The public meeting is just one setback out of several. The county had twice previously approached the public with levies to fund the building of an animal shelter. Both of those attempts failed. Despite the failures, Wable sees the issue slowly getting steam.

“Maybe something good will come out of this public hearing,” wondered Wable. “The reason we had the public hearing was to find out how the people felt about having an animal shelter out on Dry Run and they spoke and told us they didn’t want it. It’s only right that we back down and go at it another direction. Hopefully we’ll keep looking and hopefully we’ll find a solution to this problem. The county really needs an animal shelter. We’re the only one around that doesn’t have one.”

Sitting in on the meeting was county Emergency Management Director Tom Collins. Collins proposed seeking funding from the Department of Homeland Security for emergency animal shelters. Such shelters could be used by the county on a temporary basis until permanent facilities are found.

“Wood County has received Homeland Security money for emergency sheltering,” remarked Collins. “They were able to purchase a lot of sheltering equipment for animals and even a trailer to haul it in. I’m going to check into that and see if I can get some equipment from (Homeland Security) that could be used on a day-to-day basis to help with the animal project.”

Wable was doubtful about seeking the funding. “A lot of times those grants are only available to counties that already have an animal shelter,” said Wable.

“This is not; this is Homeland Security money,” explained Collins. “People won’t go to an emergency shelter if they have a pet and can’t take the pet. FEMA knows that, and the Red Cross has proven it over and over.

Collins said the funding is there waiting to be requested. West Virginia receives a large amount of Homeland Security funding due to the state’s proximity to Washington, D.C. Should the nation’s capitol face a catastrophic attack, most of the evacuees would travel west into West Virginia.

“Most of West Virginia’s Homeland Security money comes based on the idea that if there is a major problem in D.C., they’re going to evacuate and come straight through West Virginia, and that’s 6 million people,” said Collins. “We have to justify our needs based on that. So if these people all came through they would all have pets. We can get funding for that, but it’s on an emergency basis. It’s something we can look into and I will look into it.”

In other news, the county’s Web site is now up and running announced County Assessor Jack Hayes.

“The county’s Web page is live; it’s working pretty good,” said Hayes. “Three links are working. We have the commission page up. We actually have the county page up and the assessor’s page. The menu page is working and (the EMA) is linked into it. It’s looking good and it’s changing daily.”

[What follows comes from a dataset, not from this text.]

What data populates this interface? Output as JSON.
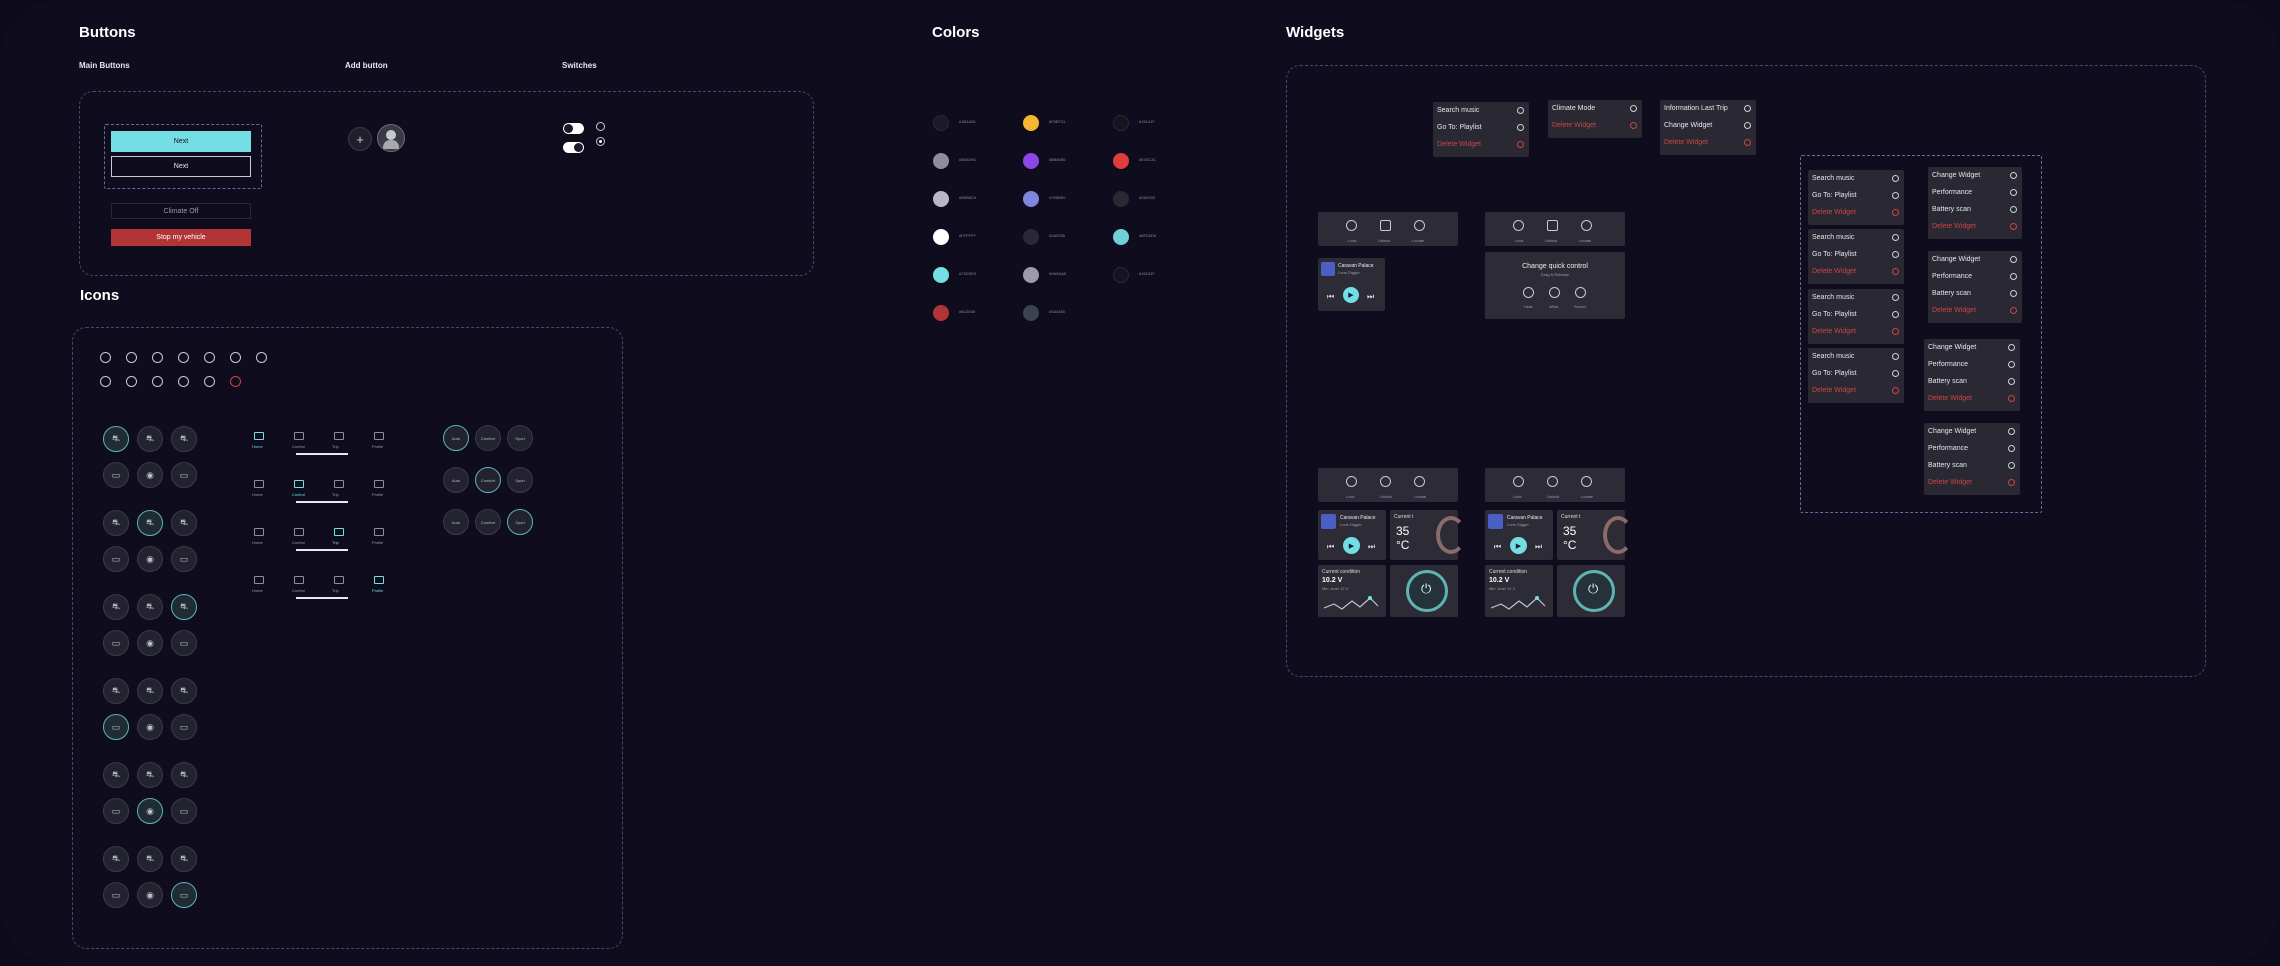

The Web site address is www.tylercountywv.com. The site is still a work in progress, but it will provide many resources, including access to deeds.